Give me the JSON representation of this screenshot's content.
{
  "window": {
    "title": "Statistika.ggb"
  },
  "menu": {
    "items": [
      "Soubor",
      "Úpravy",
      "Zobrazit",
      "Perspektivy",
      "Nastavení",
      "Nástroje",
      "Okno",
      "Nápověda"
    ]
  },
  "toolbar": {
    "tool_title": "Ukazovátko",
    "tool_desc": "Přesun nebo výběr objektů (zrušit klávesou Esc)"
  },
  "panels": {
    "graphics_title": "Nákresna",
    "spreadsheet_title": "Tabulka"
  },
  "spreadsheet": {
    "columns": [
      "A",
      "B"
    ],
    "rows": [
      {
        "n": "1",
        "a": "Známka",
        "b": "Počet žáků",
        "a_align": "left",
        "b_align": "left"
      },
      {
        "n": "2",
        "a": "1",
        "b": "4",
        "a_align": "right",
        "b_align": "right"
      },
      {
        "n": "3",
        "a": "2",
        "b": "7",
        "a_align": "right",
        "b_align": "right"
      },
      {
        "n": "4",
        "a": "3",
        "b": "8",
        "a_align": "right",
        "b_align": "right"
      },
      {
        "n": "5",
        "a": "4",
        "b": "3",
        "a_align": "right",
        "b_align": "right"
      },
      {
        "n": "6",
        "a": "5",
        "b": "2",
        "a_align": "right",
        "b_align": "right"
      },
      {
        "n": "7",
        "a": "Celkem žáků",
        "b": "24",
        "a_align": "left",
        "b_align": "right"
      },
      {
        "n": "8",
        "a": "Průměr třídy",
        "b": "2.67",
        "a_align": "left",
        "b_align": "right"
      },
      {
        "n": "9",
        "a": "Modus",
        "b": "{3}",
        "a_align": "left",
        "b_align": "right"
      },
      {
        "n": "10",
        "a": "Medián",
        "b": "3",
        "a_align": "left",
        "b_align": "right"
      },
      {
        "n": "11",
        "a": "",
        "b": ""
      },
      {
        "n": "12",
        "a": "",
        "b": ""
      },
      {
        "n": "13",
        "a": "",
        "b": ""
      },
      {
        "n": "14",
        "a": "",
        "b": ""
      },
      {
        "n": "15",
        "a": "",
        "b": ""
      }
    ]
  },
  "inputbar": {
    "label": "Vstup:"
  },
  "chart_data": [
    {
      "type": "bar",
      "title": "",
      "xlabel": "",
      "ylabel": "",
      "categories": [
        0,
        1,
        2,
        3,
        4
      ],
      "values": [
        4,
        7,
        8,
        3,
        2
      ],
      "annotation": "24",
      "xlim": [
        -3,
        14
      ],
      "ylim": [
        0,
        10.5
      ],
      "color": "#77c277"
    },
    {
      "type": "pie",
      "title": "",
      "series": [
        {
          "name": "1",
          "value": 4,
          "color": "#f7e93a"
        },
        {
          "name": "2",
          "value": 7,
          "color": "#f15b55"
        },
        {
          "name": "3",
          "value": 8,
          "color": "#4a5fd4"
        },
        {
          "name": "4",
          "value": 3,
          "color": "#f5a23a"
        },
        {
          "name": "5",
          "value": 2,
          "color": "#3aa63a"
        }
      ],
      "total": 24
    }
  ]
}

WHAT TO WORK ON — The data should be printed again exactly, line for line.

FINISHED EXERCISE —
Give me the JSON representation of this screenshot's content.
{
  "window": {
    "title": "Statistika.ggb"
  },
  "menu": {
    "items": [
      "Soubor",
      "Úpravy",
      "Zobrazit",
      "Perspektivy",
      "Nastavení",
      "Nástroje",
      "Okno",
      "Nápověda"
    ]
  },
  "toolbar": {
    "tool_title": "Ukazovátko",
    "tool_desc": "Přesun nebo výběr objektů (zrušit klávesou Esc)"
  },
  "panels": {
    "graphics_title": "Nákresna",
    "spreadsheet_title": "Tabulka"
  },
  "spreadsheet": {
    "columns": [
      "A",
      "B"
    ],
    "rows": [
      {
        "n": "1",
        "a": "Známka",
        "b": "Počet žáků",
        "a_align": "left",
        "b_align": "left"
      },
      {
        "n": "2",
        "a": "1",
        "b": "4",
        "a_align": "right",
        "b_align": "right"
      },
      {
        "n": "3",
        "a": "2",
        "b": "7",
        "a_align": "right",
        "b_align": "right"
      },
      {
        "n": "4",
        "a": "3",
        "b": "8",
        "a_align": "right",
        "b_align": "right"
      },
      {
        "n": "5",
        "a": "4",
        "b": "3",
        "a_align": "right",
        "b_align": "right"
      },
      {
        "n": "6",
        "a": "5",
        "b": "2",
        "a_align": "right",
        "b_align": "right"
      },
      {
        "n": "7",
        "a": "Celkem žáků",
        "b": "24",
        "a_align": "left",
        "b_align": "right"
      },
      {
        "n": "8",
        "a": "Průměr třídy",
        "b": "2.67",
        "a_align": "left",
        "b_align": "right"
      },
      {
        "n": "9",
        "a": "Modus",
        "b": "{3}",
        "a_align": "left",
        "b_align": "right"
      },
      {
        "n": "10",
        "a": "Medián",
        "b": "3",
        "a_align": "left",
        "b_align": "right"
      },
      {
        "n": "11",
        "a": "",
        "b": ""
      },
      {
        "n": "12",
        "a": "",
        "b": ""
      },
      {
        "n": "13",
        "a": "",
        "b": ""
      },
      {
        "n": "14",
        "a": "",
        "b": ""
      },
      {
        "n": "15",
        "a": "",
        "b": ""
      }
    ]
  },
  "inputbar": {
    "label": "Vstup:"
  },
  "chart_data": [
    {
      "type": "bar",
      "title": "",
      "xlabel": "",
      "ylabel": "",
      "categories": [
        0,
        1,
        2,
        3,
        4
      ],
      "values": [
        4,
        7,
        8,
        3,
        2
      ],
      "annotation": "24",
      "xlim": [
        -3,
        14
      ],
      "ylim": [
        0,
        10.5
      ],
      "color": "#77c277"
    },
    {
      "type": "pie",
      "title": "",
      "series": [
        {
          "name": "1",
          "value": 4,
          "color": "#f7e93a"
        },
        {
          "name": "2",
          "value": 7,
          "color": "#f15b55"
        },
        {
          "name": "3",
          "value": 8,
          "color": "#4a5fd4"
        },
        {
          "name": "4",
          "value": 3,
          "color": "#f5a23a"
        },
        {
          "name": "5",
          "value": 2,
          "color": "#3aa63a"
        }
      ],
      "total": 24
    }
  ]
}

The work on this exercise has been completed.